The Colosseum in Rome is lit to read, “No Justice Without Life,” in 2007 after New Jersey abolished the death penalty.
The Colosseum in Rome is lit to read, “No Justice Without Life,” in 2007 after New Jersey abolished the death penalty.

 From staff reports

Celebrating the 10-year anniversary of the elimination of the death penalty in New Jersey, Bishop David M. O'Connell, C.M., and the state’s seven other Catholic bishops not only hailed the law as a victory for the dignity of life but renewed the call to end capital punishment across the nation.

“Our message is simple – every human being is made in the image and likeness of God, who alone is the absolute Lord of life from its beginning until its end (Genesis 1:26-28),” the bishops wrote in a statement issued Dec. 17.

On Dec. 2007, then-Gov. Jon Corzine signed a bill making New Jersey the first in the nation to stop using the death penalty since the U.S. Supreme Court reinstated the practice in 1976 after a three-year suspension. The death penalty was reinstated in New Jersey in 1982; the last execution in the state took place in 1963.

New Jersey’s Catholic bishops were among those steadfast in supporting the years-long bid to overturn the death penalty, speaking out repeatedly against the practice while urging the need for improvement for the criminal justice system and for a greater social commitment to crime prevention.

Then-Bishop John M. Smith of Trenton’s Diocese testified on behalf of New Jersey’s Catholic bishops at many of the state legislative hearings, calling for an end to the death penalty, saying that though the Church recognizes the rights and duties of the state to punish criminals and protect its citizens from crime, the Church cannot teach respect for life by taking life. 

“We believe that nonlethal means are sufficient to defend and protect peoples’ safety,” he said at the time.

Bishop Smith was among those present at the signing of the bill – an event that drew media from around the metropolitan area, across the nation and abroad. In Rome, the Colosseum was lit to read, “No Justice Without Life.”

Today, with 31 states in the nation still having some form of capital punishment, the state’s bishops continue to call for an end to the practice they say “diminishes us as a society.”

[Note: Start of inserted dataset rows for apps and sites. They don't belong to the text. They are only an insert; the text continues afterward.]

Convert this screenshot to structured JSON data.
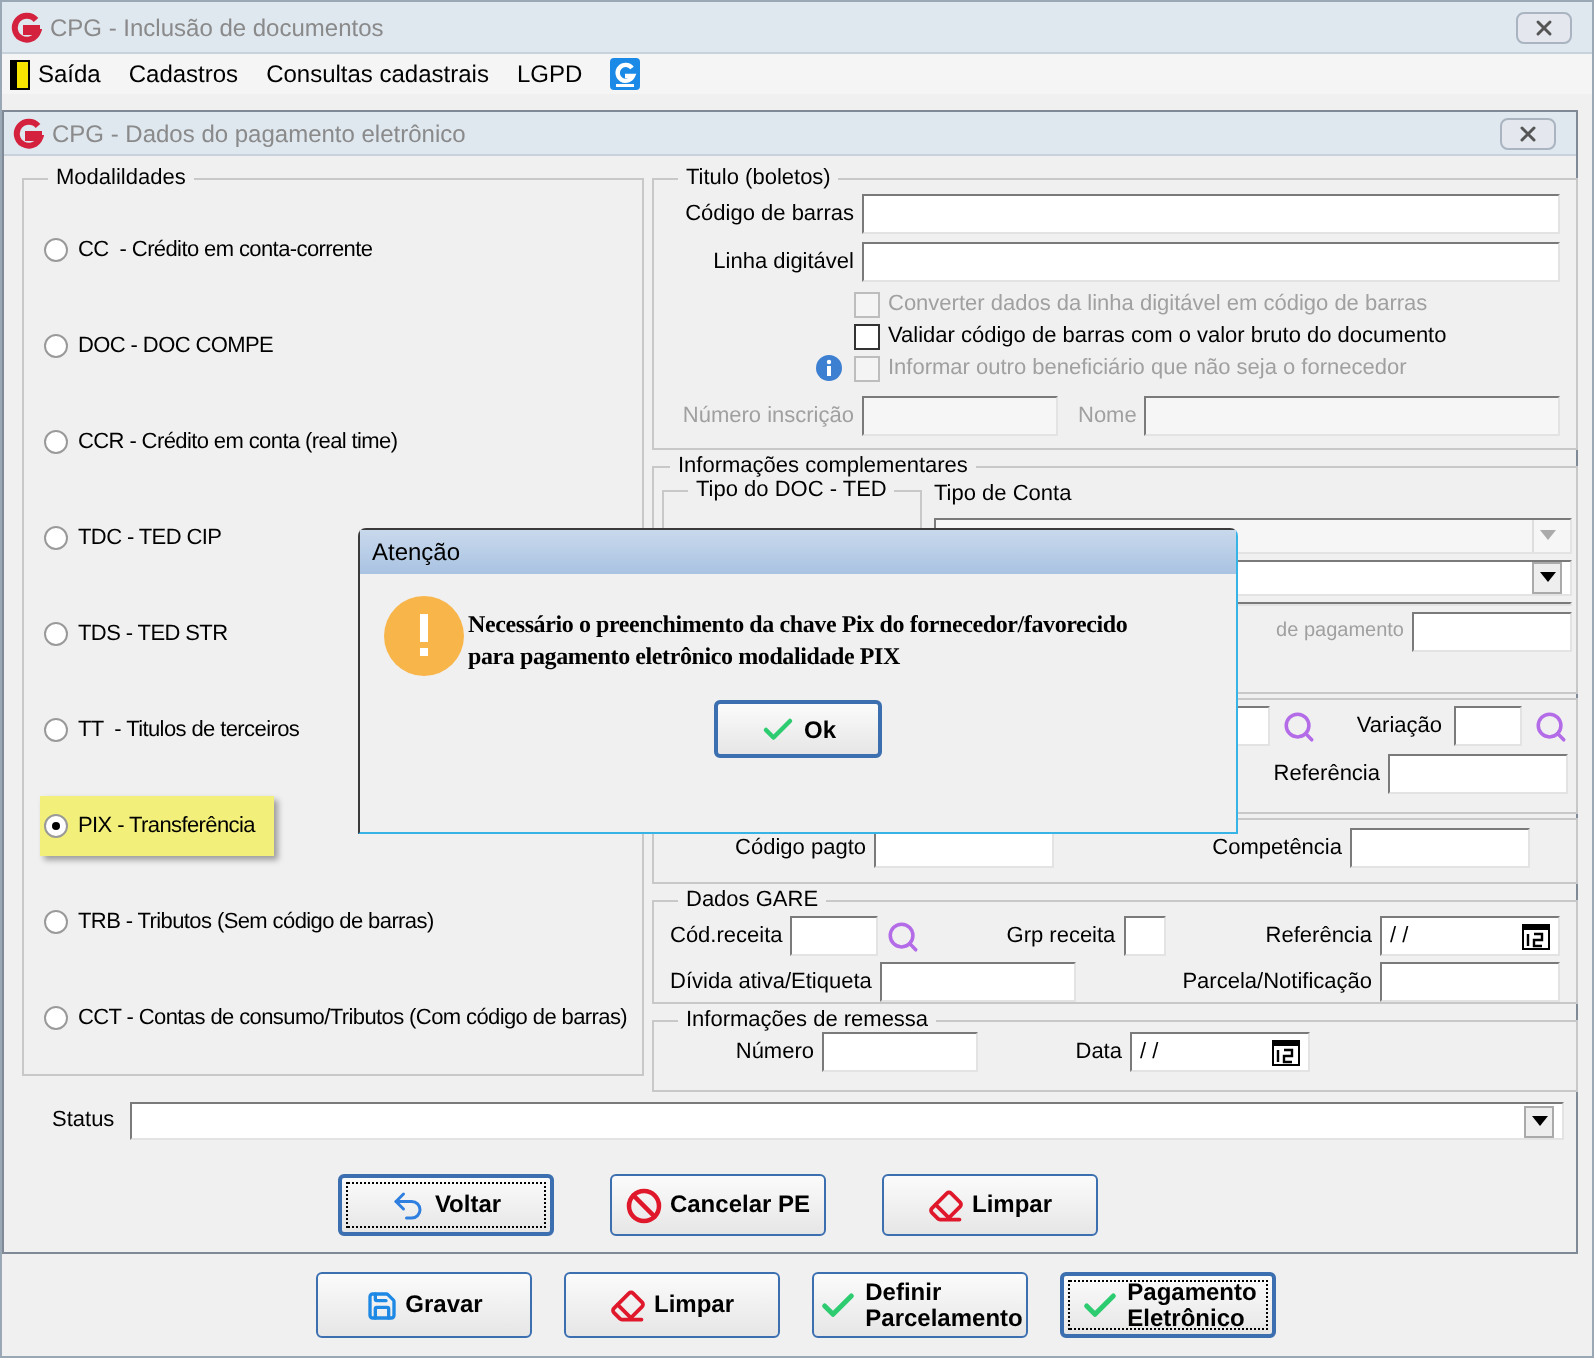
{
  "app_window": {
    "title": "CPG - Inclusão de documentos"
  },
  "menu": [
    "Saída",
    "Cadastros",
    "Consultas cadastrais",
    "LGPD"
  ],
  "dialog_window": {
    "title": "CPG - Dados do pagamento eletrônico"
  },
  "modalidades": {
    "title": "Modalildades",
    "options": [
      {
        "label": "CC  - Crédito em conta-corrente",
        "selected": false
      },
      {
        "label": "DOC - DOC COMPE",
        "selected": false
      },
      {
        "label": "CCR - Crédito em conta (real time)",
        "selected": false
      },
      {
        "label": "TDC - TED CIP",
        "selected": false
      },
      {
        "label": "TDS - TED STR",
        "selected": false
      },
      {
        "label": "TT  - Titulos de terceiros",
        "selected": false
      },
      {
        "label": "PIX - Transferência",
        "selected": true
      },
      {
        "label": "TRB - Tributos (Sem código de barras)",
        "selected": false
      },
      {
        "label": "CCT - Contas de consumo/Tributos (Com código de barras)",
        "selected": false
      }
    ]
  },
  "titulo": {
    "title": "Titulo (boletos)",
    "fields": [
      {
        "label": "Código de barras"
      },
      {
        "label": "Linha digitável"
      }
    ],
    "checkboxes": [
      {
        "label": "Converter dados da linha digitável em código de barras",
        "checked": false,
        "disabled": true,
        "info": false
      },
      {
        "label": "Validar código de barras com o valor bruto do documento",
        "checked": false,
        "disabled": false,
        "info": false
      },
      {
        "label": "Informar outro beneficiário que não seja o fornecedor",
        "checked": false,
        "disabled": true,
        "info": true
      }
    ],
    "numero_inscricao": {
      "label": "Número inscrição",
      "disabled": true
    },
    "nome": {
      "label": "Nome",
      "disabled": true
    }
  },
  "complementares": {
    "title": "Informações complementares",
    "tipo_doc_ted": {
      "title": "Tipo do DOC - TED"
    },
    "tipo_conta": {
      "label": "Tipo de Conta"
    },
    "pagamento_label": "de pagamento"
  },
  "conta": {
    "variacao": "Variação",
    "referencia": "Referência"
  },
  "tributo": {
    "codigo_pagto": "Código pagto",
    "competencia": "Competência"
  },
  "gare": {
    "title": "Dados GARE",
    "cod_receita": "Cód.receita",
    "grp_receita": "Grp receita",
    "referencia": {
      "label": "Referência",
      "value": "/ /"
    },
    "divida": "Dívida ativa/Etiqueta",
    "parcela": "Parcela/Notificação"
  },
  "remessa": {
    "title": "Informações de remessa",
    "numero": "Número",
    "data": {
      "label": "Data",
      "value": "/ /"
    }
  },
  "status": {
    "label": "Status"
  },
  "dialog_buttons": [
    {
      "label": "Voltar",
      "kind": "back",
      "focused": true
    },
    {
      "label": "Cancelar PE",
      "kind": "cancel",
      "focused": false
    },
    {
      "label": "Limpar",
      "kind": "eraser",
      "focused": false
    }
  ],
  "window_buttons": [
    {
      "label": "Gravar",
      "kind": "save",
      "focused": false
    },
    {
      "label": "Limpar",
      "kind": "eraser",
      "focused": false
    },
    {
      "label": "Definir\nParcelamento",
      "kind": "check",
      "focused": false
    },
    {
      "label": "Pagamento\nEletrônico",
      "kind": "check",
      "focused": true
    }
  ],
  "alert": {
    "title": "Atenção",
    "message": "Necessário o preenchimento da chave Pix do fornecedor/favorecido\npara pagamento eletrônico modalidade PIX",
    "button": {
      "label": "Ok"
    }
  }
}
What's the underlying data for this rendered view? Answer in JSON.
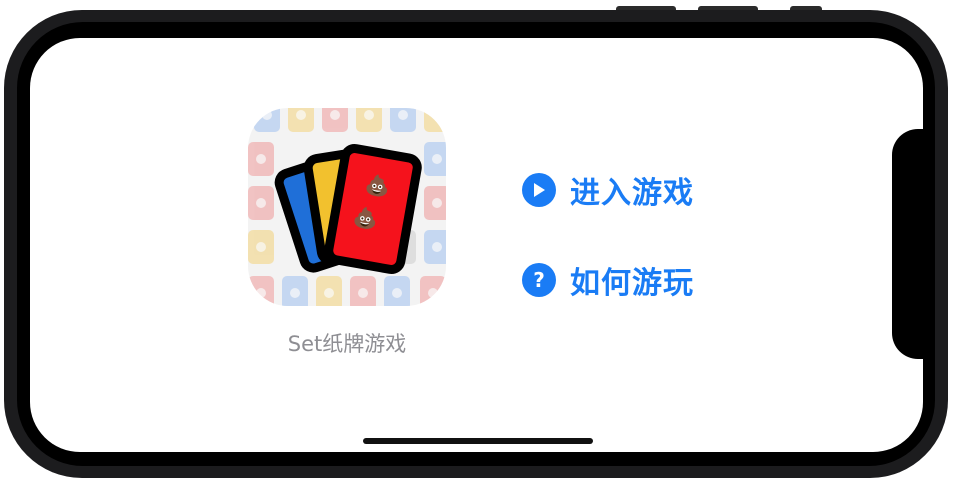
{
  "app_icon": {
    "name": "Set纸牌游戏",
    "card_colors": [
      "#1f6fd8",
      "#f2c12e",
      "#f5121c"
    ],
    "card_symbol": "💩"
  },
  "menu": {
    "items": [
      {
        "label": "进入游戏",
        "icon": "play-circle-icon"
      },
      {
        "label": "如何游玩",
        "icon": "question-circle-icon"
      }
    ]
  },
  "colors": {
    "accent": "#1a7cf5",
    "app_name_text": "#8e8e93",
    "frame": "#1c1c1e"
  }
}
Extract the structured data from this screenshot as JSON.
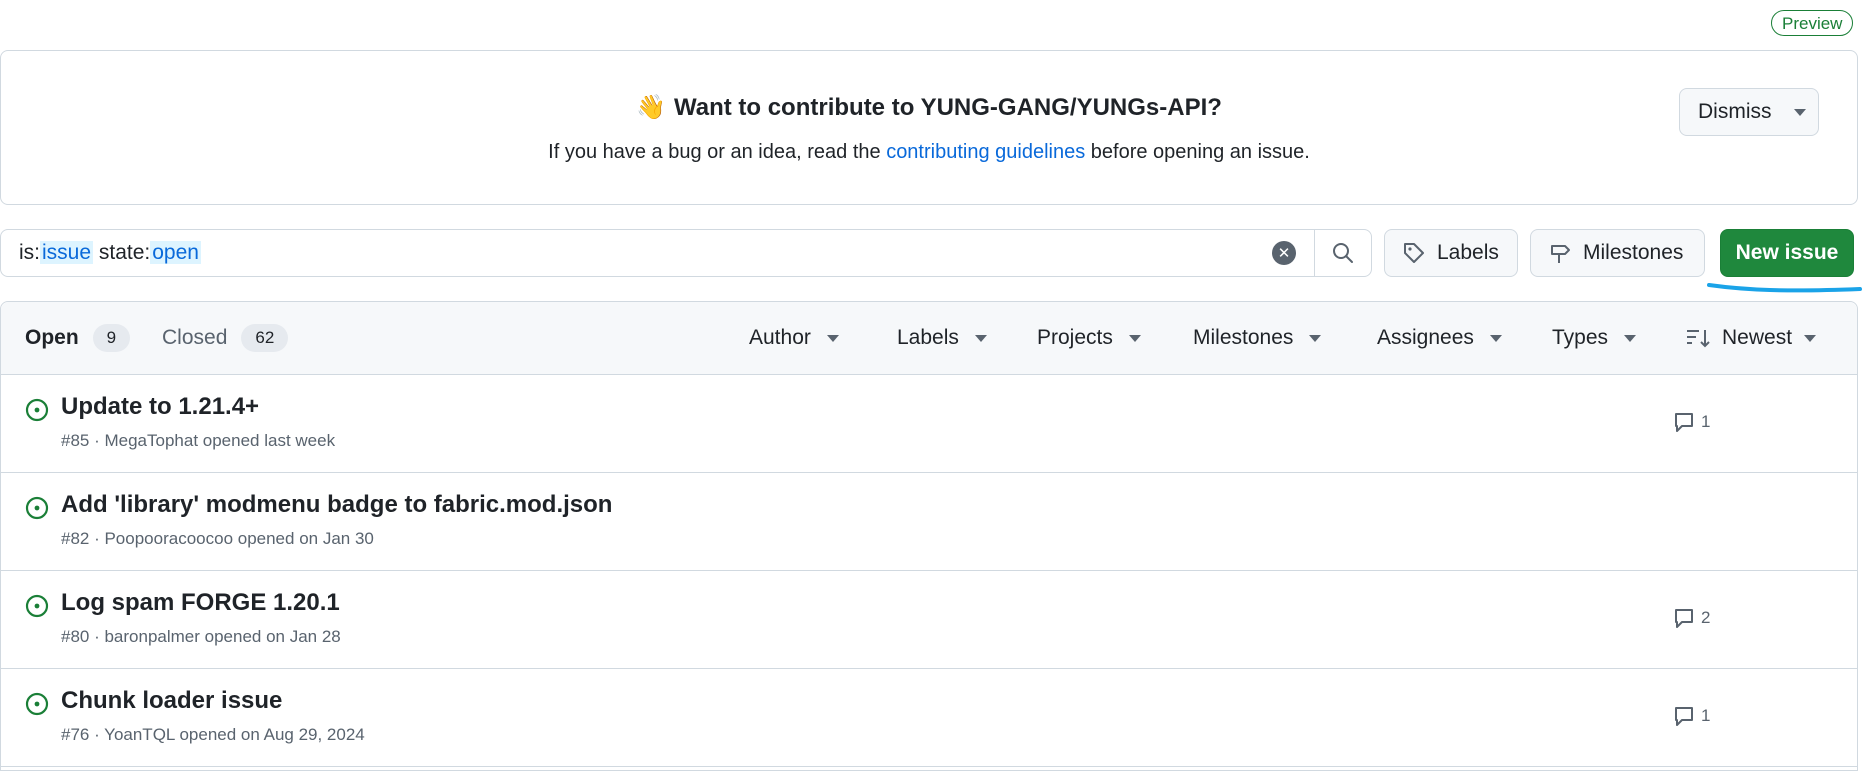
{
  "preview_label": "Preview",
  "banner": {
    "emoji": "👋",
    "title": "Want to contribute to YUNG-GANG/YUNGs-API?",
    "sub_before": "If you have a bug or an idea, read the ",
    "sub_link": "contributing guidelines",
    "sub_after": " before opening an issue.",
    "dismiss_label": "Dismiss"
  },
  "search": {
    "prefix1": "is:",
    "token1": "issue",
    "prefix2": " state:",
    "token2": "open"
  },
  "buttons": {
    "labels": "Labels",
    "milestones": "Milestones",
    "new_issue": "New issue"
  },
  "colors": {
    "accent_green": "#1f883d",
    "link_blue": "#0969da",
    "annotation_blue": "#1aa3e8"
  },
  "tabs": {
    "open_label": "Open",
    "open_count": "9",
    "closed_label": "Closed",
    "closed_count": "62"
  },
  "filters": [
    "Author",
    "Labels",
    "Projects",
    "Milestones",
    "Assignees",
    "Types"
  ],
  "sort_label": "Newest",
  "issues": [
    {
      "title": "Update to 1.21.4+",
      "meta": "#85 · MegaTophat opened last week",
      "comments": "1"
    },
    {
      "title": "Add 'library' modmenu badge to fabric.mod.json",
      "meta": "#82 · Poopooracoocoo opened on Jan 30",
      "comments": ""
    },
    {
      "title": "Log spam FORGE 1.20.1",
      "meta": "#80 · baronpalmer opened on Jan 28",
      "comments": "2"
    },
    {
      "title": "Chunk loader issue",
      "meta": "#76 · YoanTQL opened on Aug 29, 2024",
      "comments": "1"
    }
  ]
}
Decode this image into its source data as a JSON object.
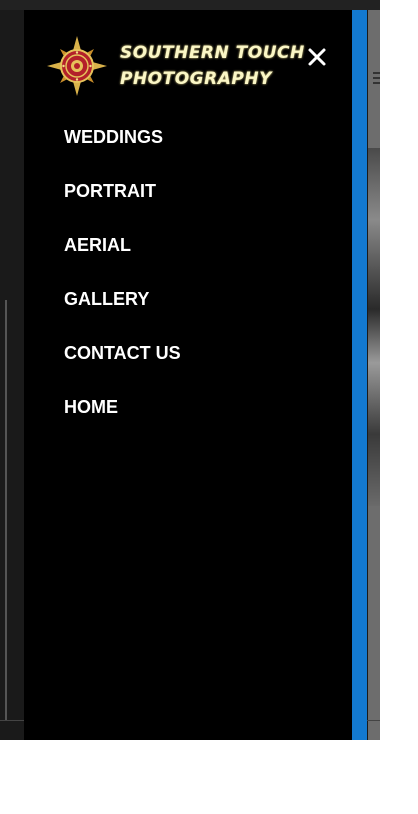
{
  "brand": {
    "line1": "SOUTHERN TOUCH",
    "line2": "PHOTOGRAPHY",
    "emblem_icon": "compass-rose-emblem-icon",
    "text_color": "#fbf7c6"
  },
  "drawer": {
    "close_icon": "close-icon",
    "accent_color": "#1379d0",
    "background_color": "#000000"
  },
  "menu": {
    "items": [
      {
        "label": "WEDDINGS"
      },
      {
        "label": "PORTRAIT"
      },
      {
        "label": "AERIAL"
      },
      {
        "label": "GALLERY"
      },
      {
        "label": "CONTACT US"
      },
      {
        "label": "HOME"
      }
    ]
  }
}
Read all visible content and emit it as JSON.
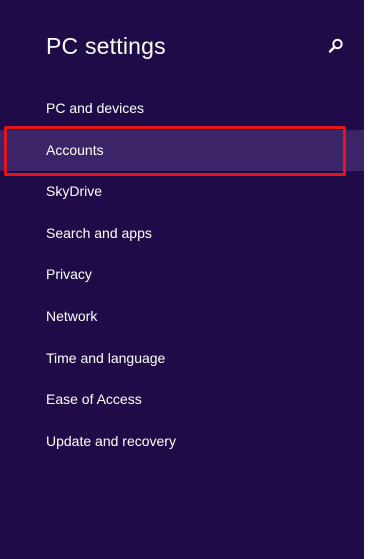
{
  "header": {
    "title": "PC settings",
    "search_icon": "search-icon"
  },
  "nav": {
    "items": [
      {
        "label": "PC and devices",
        "selected": false
      },
      {
        "label": "Accounts",
        "selected": true
      },
      {
        "label": "SkyDrive",
        "selected": false
      },
      {
        "label": "Search and apps",
        "selected": false
      },
      {
        "label": "Privacy",
        "selected": false
      },
      {
        "label": "Network",
        "selected": false
      },
      {
        "label": "Time and language",
        "selected": false
      },
      {
        "label": "Ease of Access",
        "selected": false
      },
      {
        "label": "Update and recovery",
        "selected": false
      }
    ]
  },
  "colors": {
    "background": "#1f0b47",
    "selected_item": "#3b2568",
    "annotation": "#e3141c",
    "text": "#ffffff"
  }
}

In the most recent statement, the bishops wrote, “We are not blind to the pain caused by crime. We are committed to comforting, assisting and praying for the families and friends of victims. 

“We affirm the state’s duty to punish criminals, to prevent crime and to assist victims. We recognize the need to improve our criminal justice system and to forge a greater societal commitment to justice,” they continued. “However, we believe that society has effective ways to protect itself and to redress injustice without resorting to the use of the death penalty.”